Colin Kaepernick (pictured above), quarterback of the San Francisco 49ers and one of the more visible endorsees in the entire NFL — second only perhaps to public relations prototype Russell Wilson — was fined $10,000 for wearing his pink Beats By Dre headphones after a game last weekend. October is Breast Cancer Awareness month, and even as the league is dialing back its “all pink everything” approach to visible displays of support for the cause, the NFL is still allowing players to display ample patches of the color. The items just have to be league-approved, and the league-approved headphone, for the record, is Bose.
The same way the NFL semi-routinely fines players for wearing the wrong sort of shirts — in this case, “wrong” would refer to “not a partner company with the NFL,” which has the final say on what goes out onto the field; players can sign their own endorsement deals independently of the league — the organization will often level financial hits on players for their on-the-field actions. Some of these penalties are legitimate, like the fine Julius Thomas received for his chop block a couple of days ago. Some of them are, to put it one way, pulled out of a grey area that masquerades, from time to time, as the NFL’s moral conscience.

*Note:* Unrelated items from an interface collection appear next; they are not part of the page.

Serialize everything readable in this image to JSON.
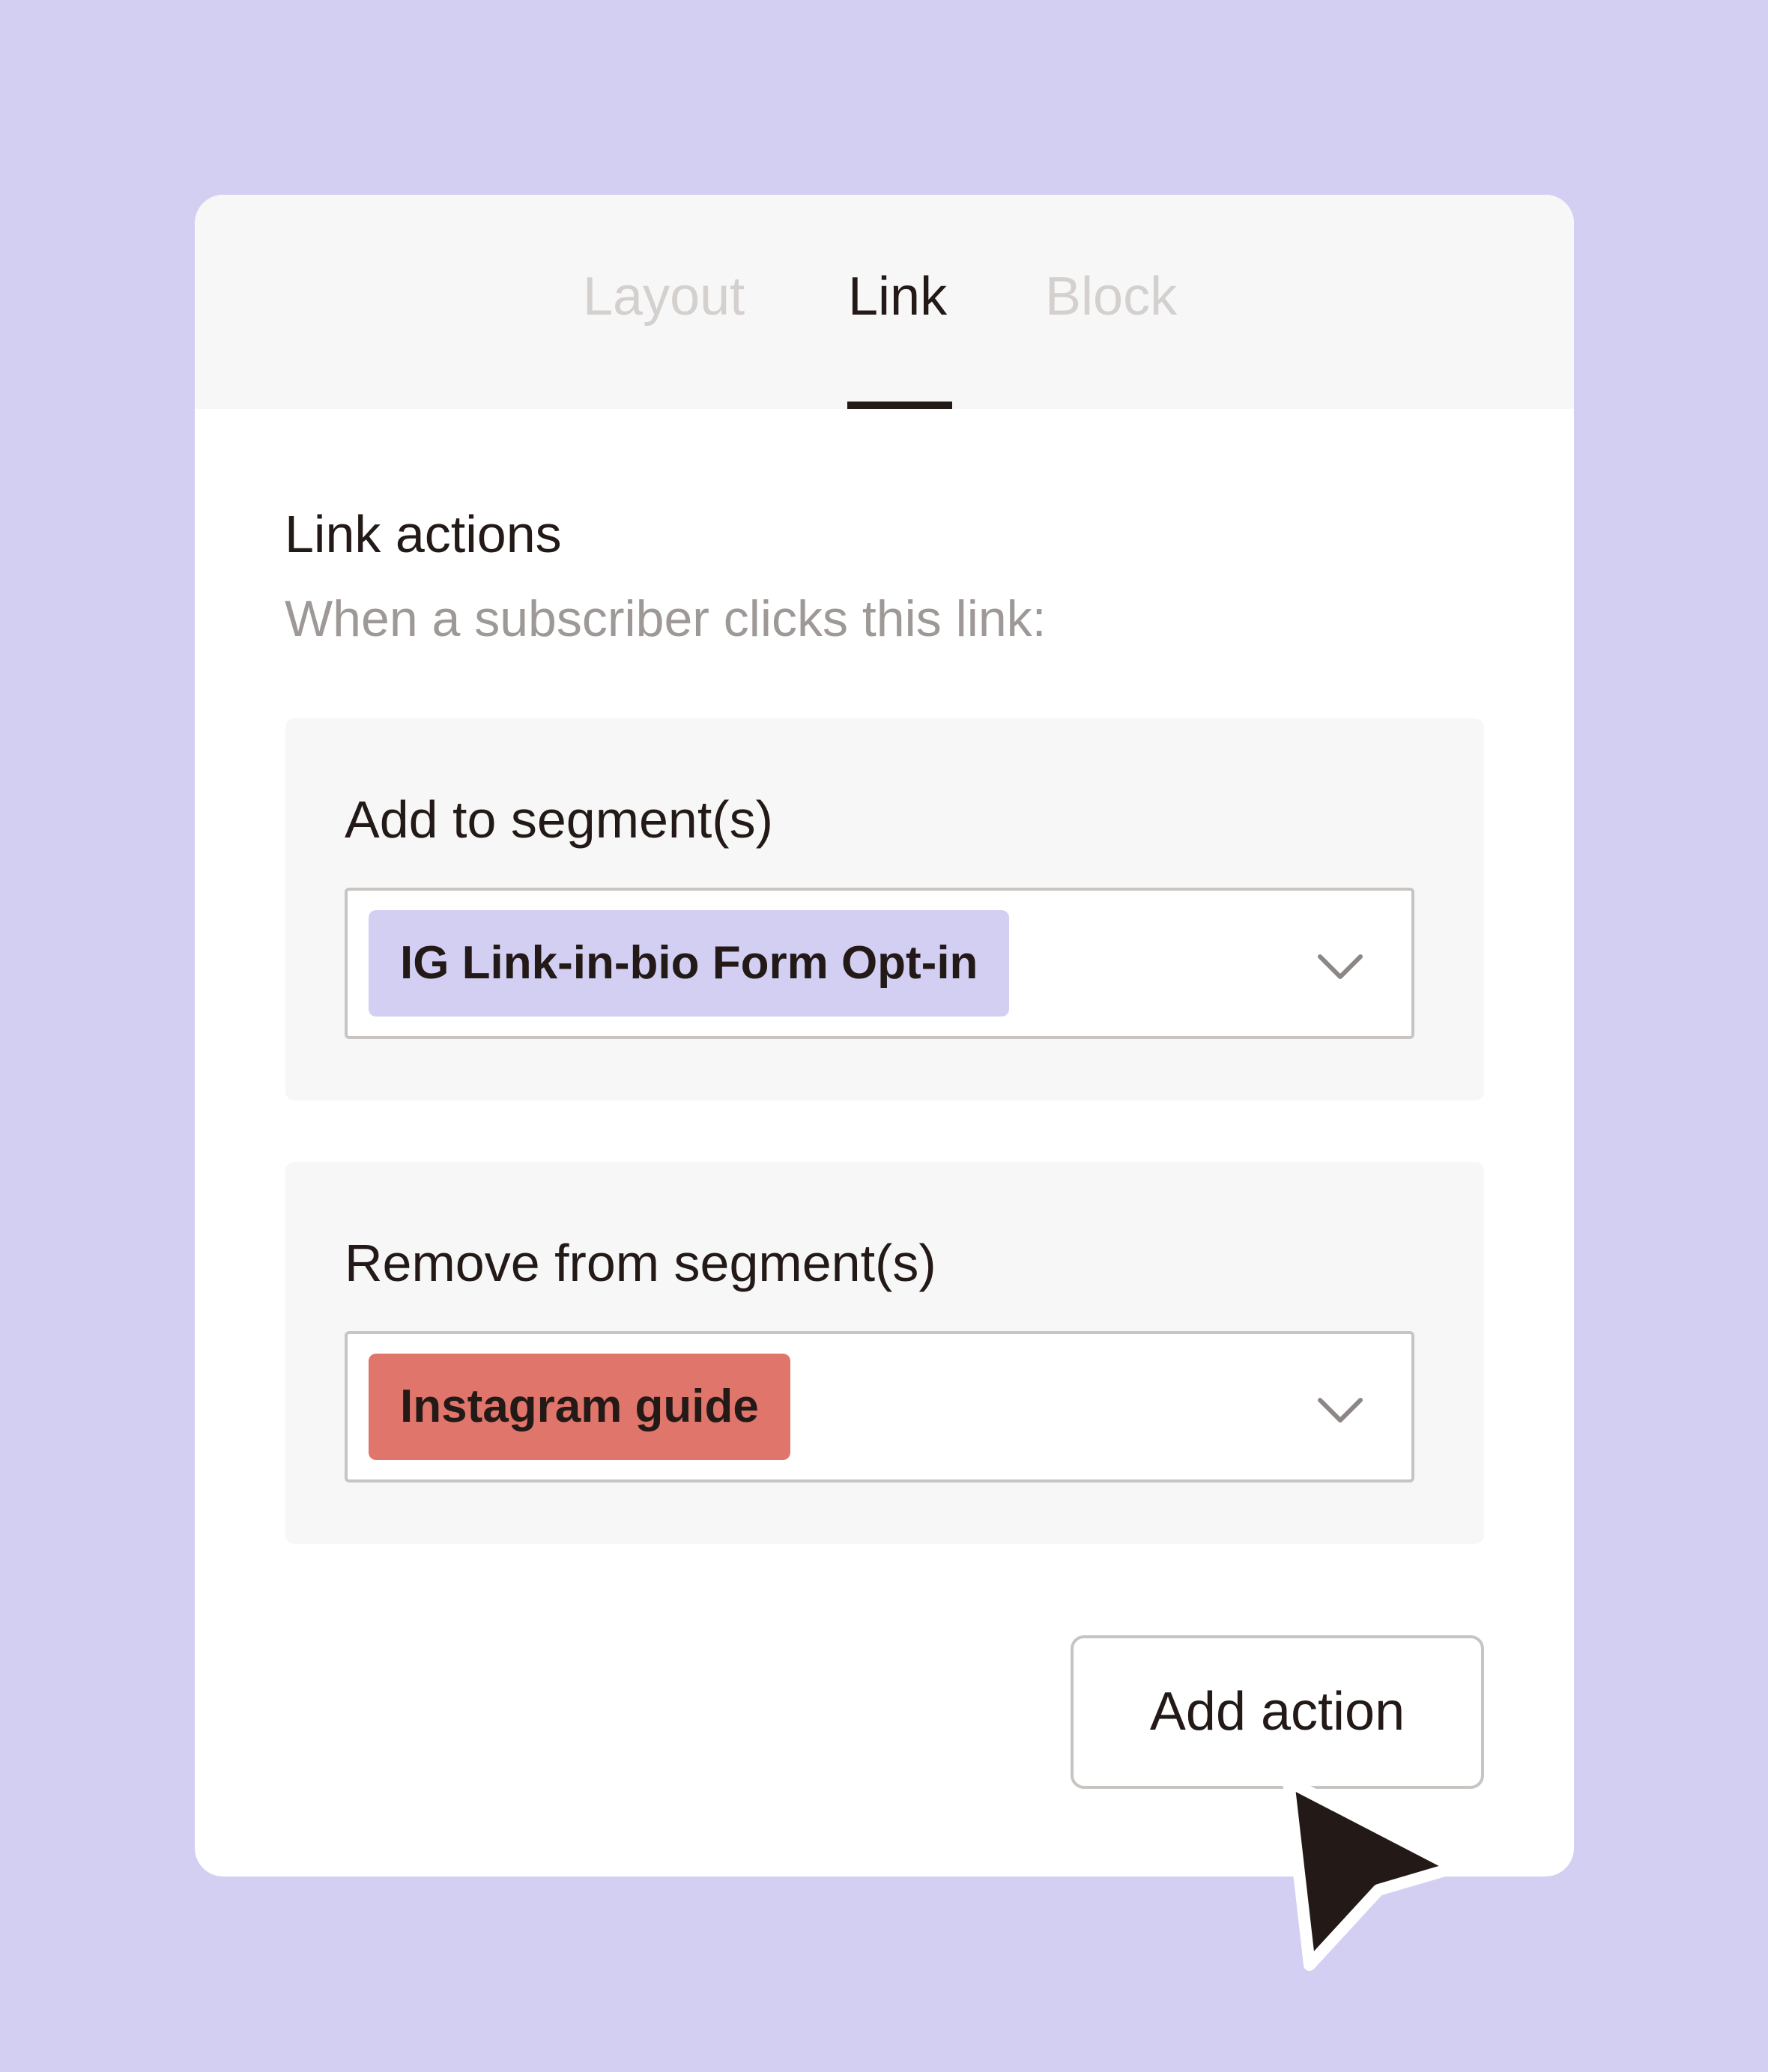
{
  "tabs": {
    "layout": "Layout",
    "link": "Link",
    "block": "Block",
    "active": "Link"
  },
  "link_actions": {
    "title": "Link actions",
    "subtitle": "When a subscriber clicks this link:"
  },
  "add_segment": {
    "label": "Add to segment(s)",
    "selected": "IG Link-in-bio Form Opt-in",
    "chip_color": "#d2cff3"
  },
  "remove_segment": {
    "label": "Remove from segment(s)",
    "selected": "Instagram guide",
    "chip_color": "#e0756b"
  },
  "add_action_button": "Add action",
  "icons": {
    "dropdown": "chevron-down-icon",
    "pointer": "cursor-arrow-icon"
  },
  "colors": {
    "background": "#d2cff3",
    "text": "#231a18",
    "muted_text": "#9e9896",
    "inactive_tab": "#d4d0ce"
  }
}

Sometimes, these punishments are relatively token, like the Adrian Peterson situation: He’s barred from any interaction with his team, but the $11 million he’s owed this year isn’t in jeopardy. Sometimes they’re incredibly lax, like the original Ray Rice judgement, which threw the league through the wringer more roughly and loudly than anyone would have predicted. And sometimes they’re kind of dumb. We’re going to look at some of the dumb ones right now. All fine information is courtesy of Spotrac.

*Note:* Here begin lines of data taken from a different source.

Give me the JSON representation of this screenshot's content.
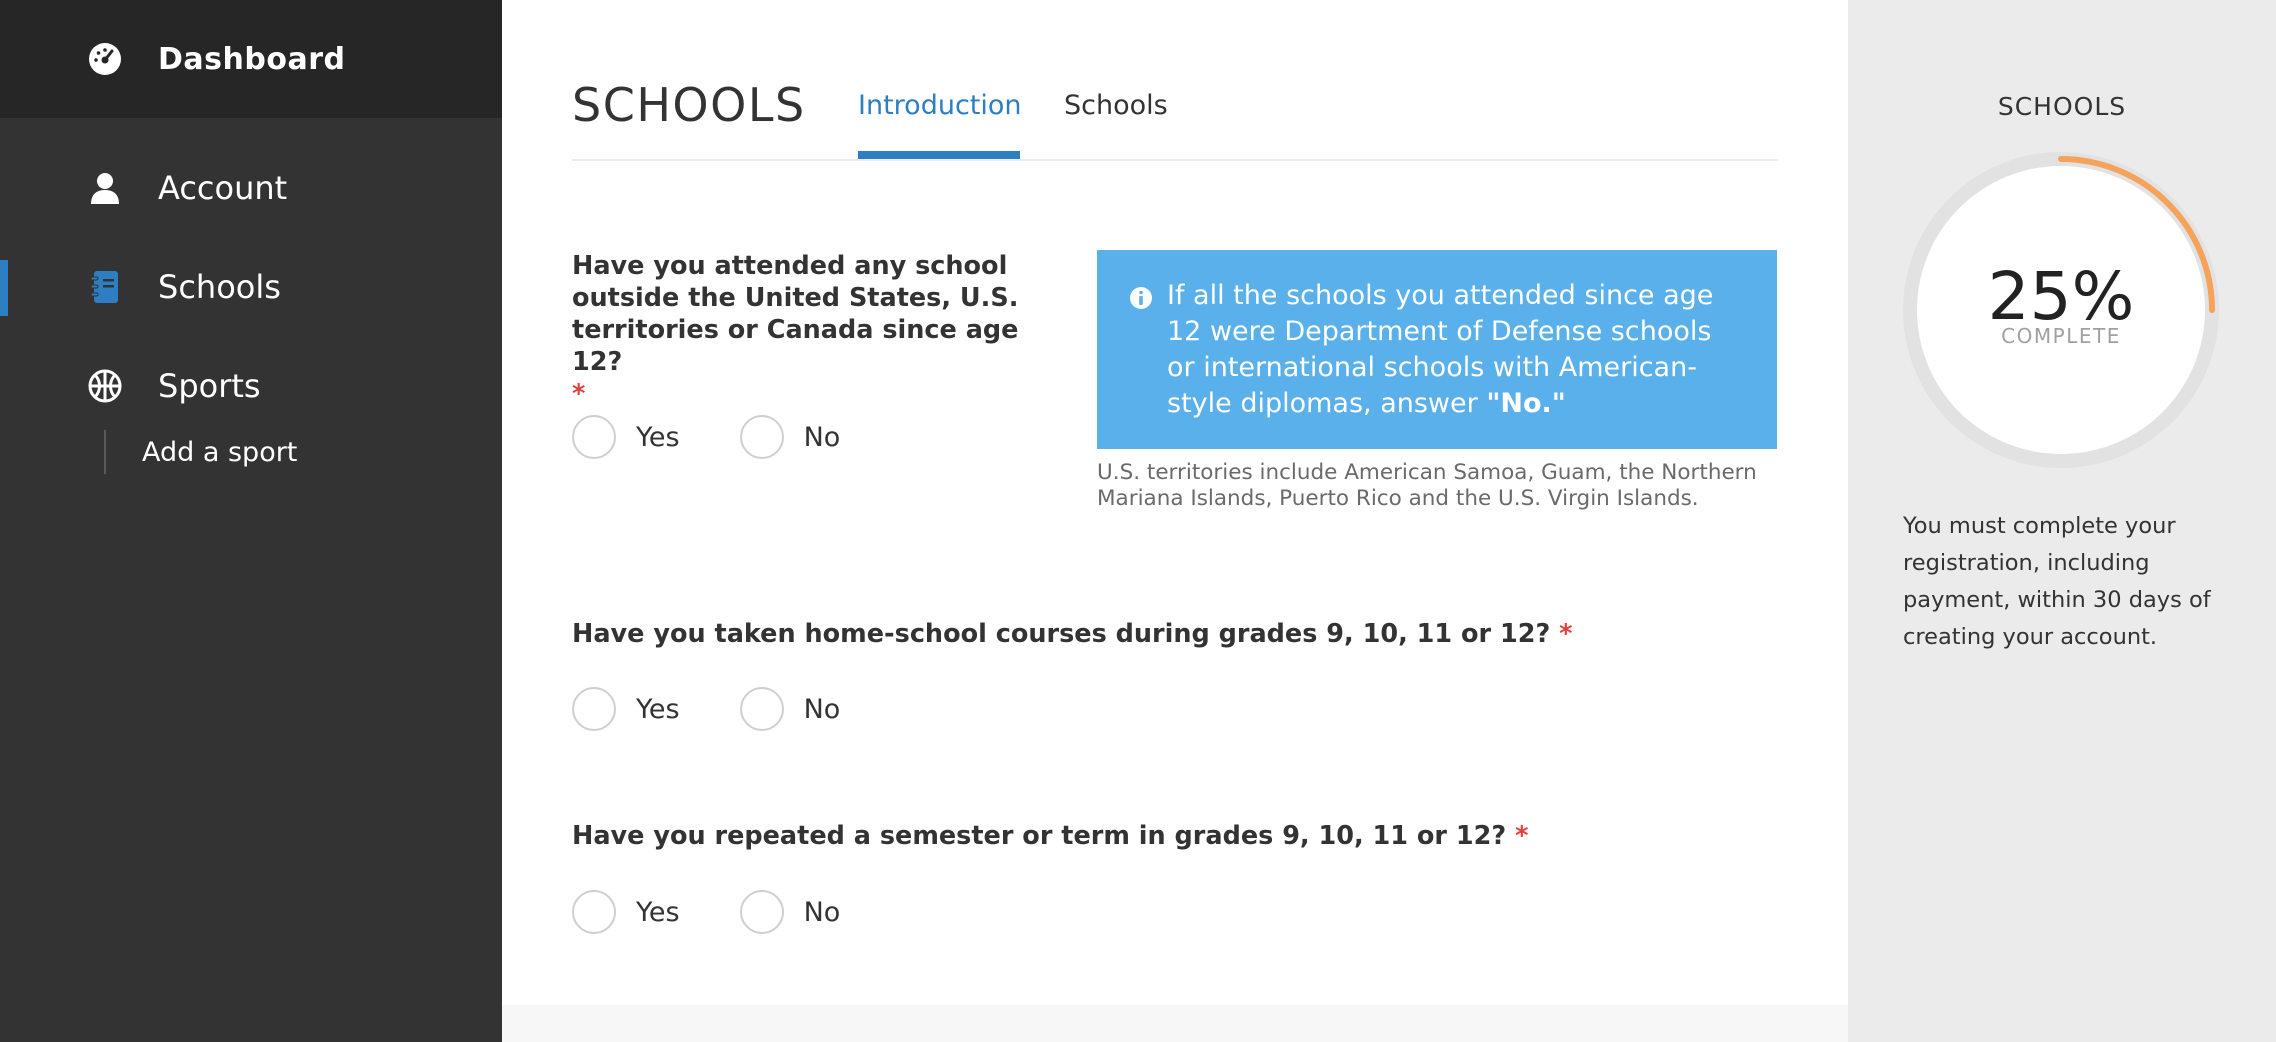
{
  "sidebar": {
    "header": {
      "label": "Dashboard",
      "icon": "dashboard-gauge-icon"
    },
    "items": [
      {
        "label": "Account",
        "icon": "user-icon"
      },
      {
        "label": "Schools",
        "icon": "notebook-icon"
      },
      {
        "label": "Sports",
        "icon": "ball-icon"
      }
    ],
    "sub_items": [
      {
        "label": "Add a sport"
      }
    ],
    "active_item": "Schools"
  },
  "main": {
    "title": "SCHOOLS",
    "tabs": [
      {
        "label": "Introduction",
        "active": true
      },
      {
        "label": "Schools",
        "active": false
      }
    ],
    "questions": [
      {
        "text": "Have you attended any school outside the United States, U.S. territories or Canada since age 12?",
        "required_mark": "*",
        "options": [
          "Yes",
          "No"
        ]
      },
      {
        "text": "Have you taken home-school courses during grades 9, 10, 11 or 12?",
        "required_mark": "*",
        "options": [
          "Yes",
          "No"
        ]
      },
      {
        "text": "Have you repeated a semester or term in grades 9, 10, 11 or 12?",
        "required_mark": "*",
        "options": [
          "Yes",
          "No"
        ]
      }
    ],
    "info": {
      "text": "If all the schools you attended since age 12 were Department of Defense schools or international schools with American-style diplomas, answer",
      "emphasis": "\"No.\"",
      "note": "U.S. territories include American Samoa, Guam, the Northern Mariana Islands, Puerto Rico and the U.S. Virgin Islands."
    }
  },
  "progress_panel": {
    "title": "SCHOOLS",
    "percent_label": "25%",
    "percent_fraction": 0.25,
    "status": "COMPLETE",
    "note": "You must complete your registration, including payment, within 30 days of creating your account."
  },
  "colors": {
    "sidebar_bg": "#333333",
    "sidebar_header_bg": "#262626",
    "accent": "#2d7ec3",
    "info_bg": "#5ab0ea",
    "progress": "#f5a35a",
    "required": "#e0403a"
  }
}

The most egregious, without fail, has got to go to the NFL’s handling of Cameron Hayward (pictured above), the Steeler who was fined more than $22,000 for cursing out an official with “abusive language.” That’s almost twice what Geno Smith was fined for telling the crowd “Fuck you” after they booed him. In both cases, this is absurd. Because there’s no real fiscal governance around what a given fine should be in the NFL, we exist in a world where a professional football player can lose nearly three times the amount of money from yelling at a referee than he would from performing a hit so dirty the league had to call it. That’s ridiculous.

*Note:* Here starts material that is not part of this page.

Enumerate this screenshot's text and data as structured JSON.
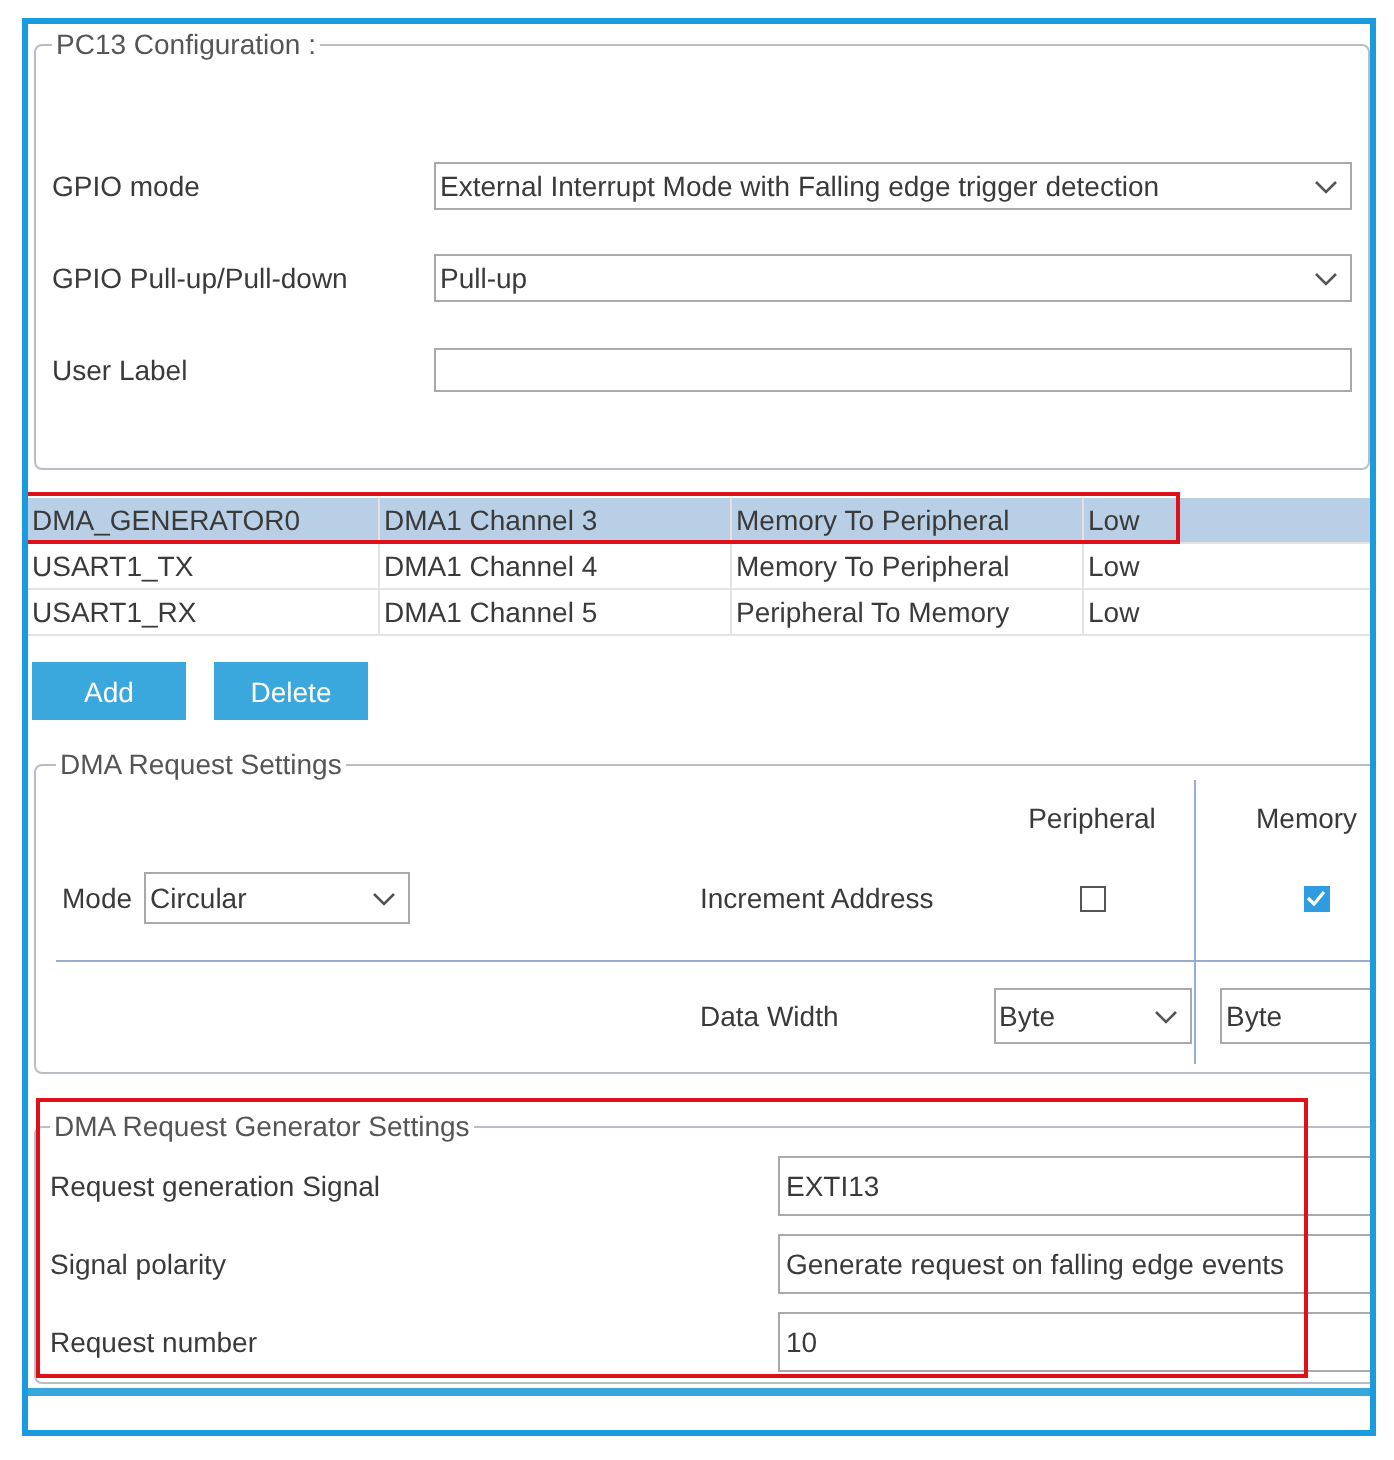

Other notable dings to the wallets of NFL players this year have included the punishment of Mike Williams, of Buffalo, for wearing red socks (he was hit with over $11,ooo in fines); LeGarrette Blount’s $5,000 fine for throwing a football into the stands (Terrell Suggs got a similar fine for wearing an unauthorized helmet, and Michael Crabtree got one for wearing the wrong-colored cleats); and Peyton Manning, who got a preseason bill for taunting his opponent. That one was for over $8,000.